“Refine Me” is more a personal mantra than it is a political rant—part-Sun Tzu, part-Black Flag in its ruminations on gaining strength through facing adversity in life head on. Or as Smalley states: “It is important to be forged and refined by the flames of adversity. Let your enemies make you stronger.”
Smalley’s anthemic whooaaas and guttural voice project a lifetime of experience in hardcore—he sang with the brawny “Boston Crew” outfit DYS, in Washington D.C. He did a stint leading guitarist Brian Baker’s post-Minor Threat group Dag Nasty, and in Los Angeles he fronted the post-Descendents outfit ALL. He also sings with the recently rekindled L.A. hardcore staple Down By Law. Smalley’s presence alone embodies American hardcore’s melodic DNA. In “Refine Me,” his words are imbued with everlasting depth, resilience, and an openness that allows anyone within earshot to connect the dots and find their own meaning.

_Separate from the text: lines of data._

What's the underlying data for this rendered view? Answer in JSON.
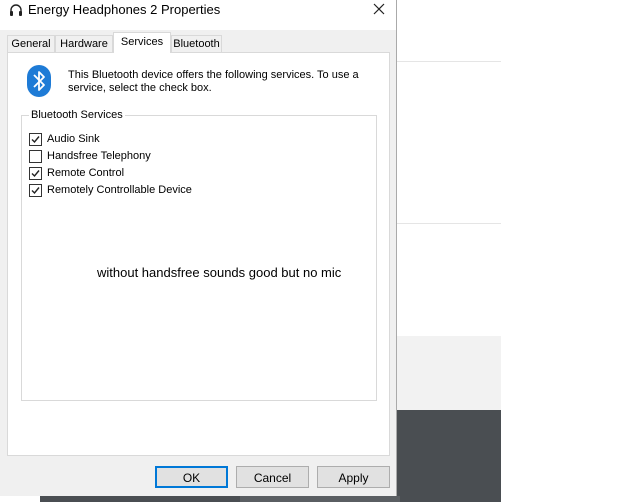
{
  "window": {
    "title": "Energy Headphones 2 Properties",
    "close_symbol": "✕"
  },
  "tabs": [
    {
      "label": "General",
      "active": false
    },
    {
      "label": "Hardware",
      "active": false
    },
    {
      "label": "Services",
      "active": true
    },
    {
      "label": "Bluetooth",
      "active": false
    }
  ],
  "panel": {
    "info_text": "This Bluetooth device offers the following services. To use a service, select the check box.",
    "group_label": "Bluetooth Services",
    "services": [
      {
        "label": "Audio Sink",
        "checked": true
      },
      {
        "label": "Handsfree Telephony",
        "checked": false
      },
      {
        "label": "Remote Control",
        "checked": true
      },
      {
        "label": "Remotely Controllable Device",
        "checked": true
      }
    ],
    "annotation": "without handsfree sounds good but no mic"
  },
  "buttons": {
    "ok": "OK",
    "cancel": "Cancel",
    "apply": "Apply"
  },
  "icons": {
    "title": "headphones-icon",
    "bluetooth": "bluetooth-icon",
    "close": "close-icon",
    "checkmark": "checkmark-icon"
  },
  "colors": {
    "bluetooth_blue": "#1e7bd6",
    "default_button_border": "#0078d7"
  }
}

“One of the label guys suggested these words are important in today’s environment of folks struggling to ensure every person is treated with dignity and respect,” Smalley says. “I wrote the lyrics last year, and it’s really about personal struggle and overcoming that terrible feeling of betrayal, and coming out stronger on the other side. But if it applies to today, and can give someone hope to come through this current moment looking to be stronger and forged by today’s heat, I’m all for it,” he adds. “The best lyrics are the timeless ones, where the words impact the listener as a human being, but also can be applied to our human family as a whole, and apply to the world. Hopefully this song counts.”

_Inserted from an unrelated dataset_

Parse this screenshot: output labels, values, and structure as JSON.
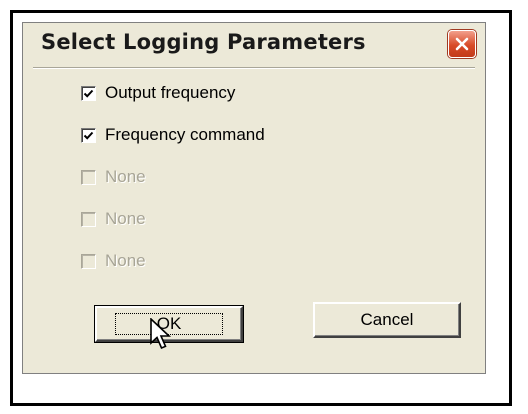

In 2017, Don’t Sleep came out of the gate strong with the arrival of a self-titled EP (Unity Worldwide), followed a year later by the Bring The Light 7-inch (Reaper Records). The group hit the ground running with a string of Warped Tour dates, sharing stages with legacy harcore acts such as Sick Of It All, Madball, and Hare Krishna juggernaut Shelter. But after piquing so many ears the group has remained somewhat in the shadows. Of course, in 2018 Smalley was busy putting together Down By Law’s latest album All In (Kung Fu Records). He also releasedJoin The Outsiders (Little Rocket), the debut album from a new group he fronts with Spanish and Argentinian musicians dubbed Dave Smalley & the Bandoleros.
For Don’t Sleep, however, the downtime has been anything but idle. “Refine Me” heralds the September 4 arrival of the group’s debut full-length, Turn The Tide(Mission Two Entertainment). Smalley, alongside bass player Garrett Rothman, drummer Jim Bedorf, and guitarists Tom McGrath and Tony Bavaria have crafted a sound that expands beyond the tropes of classic hardcore with a balance of muscular riffs and angular rhythms over Smalley’s lyrical ruminations.
It’s a fresh take for a group that’s well aware of its hardcore roots, but isn’t willing to stay in one place for too long, or dwell on the past—literally and figuratively speaking. When the group hits its stride here, the music takes shape amid a powerful yet understated blend of visceral hooks and sophisticated instincts—the sound of five players going all in.
A laundry list of producers and engineers contributed to the album including Carson Slovak and Grant McFarland (August Burns Red), Walter Schreifels (Gorilla Biscuits, Quicksand, Youth of Today), Matt Holmes, and Battery singer Brian McTernan. The result is a sound that Smalley says was “a catharsis and a challenge” fleshing out. “It’s one I hope will have the same kind of impact for people that classic albums had for me when I was coming up.”
“Refine Me” offers just a glimpse at this new melodic identity the group has honed with Turn The Tide, promising a purgative and empowering blast of songs that are hellbent on a brighter future.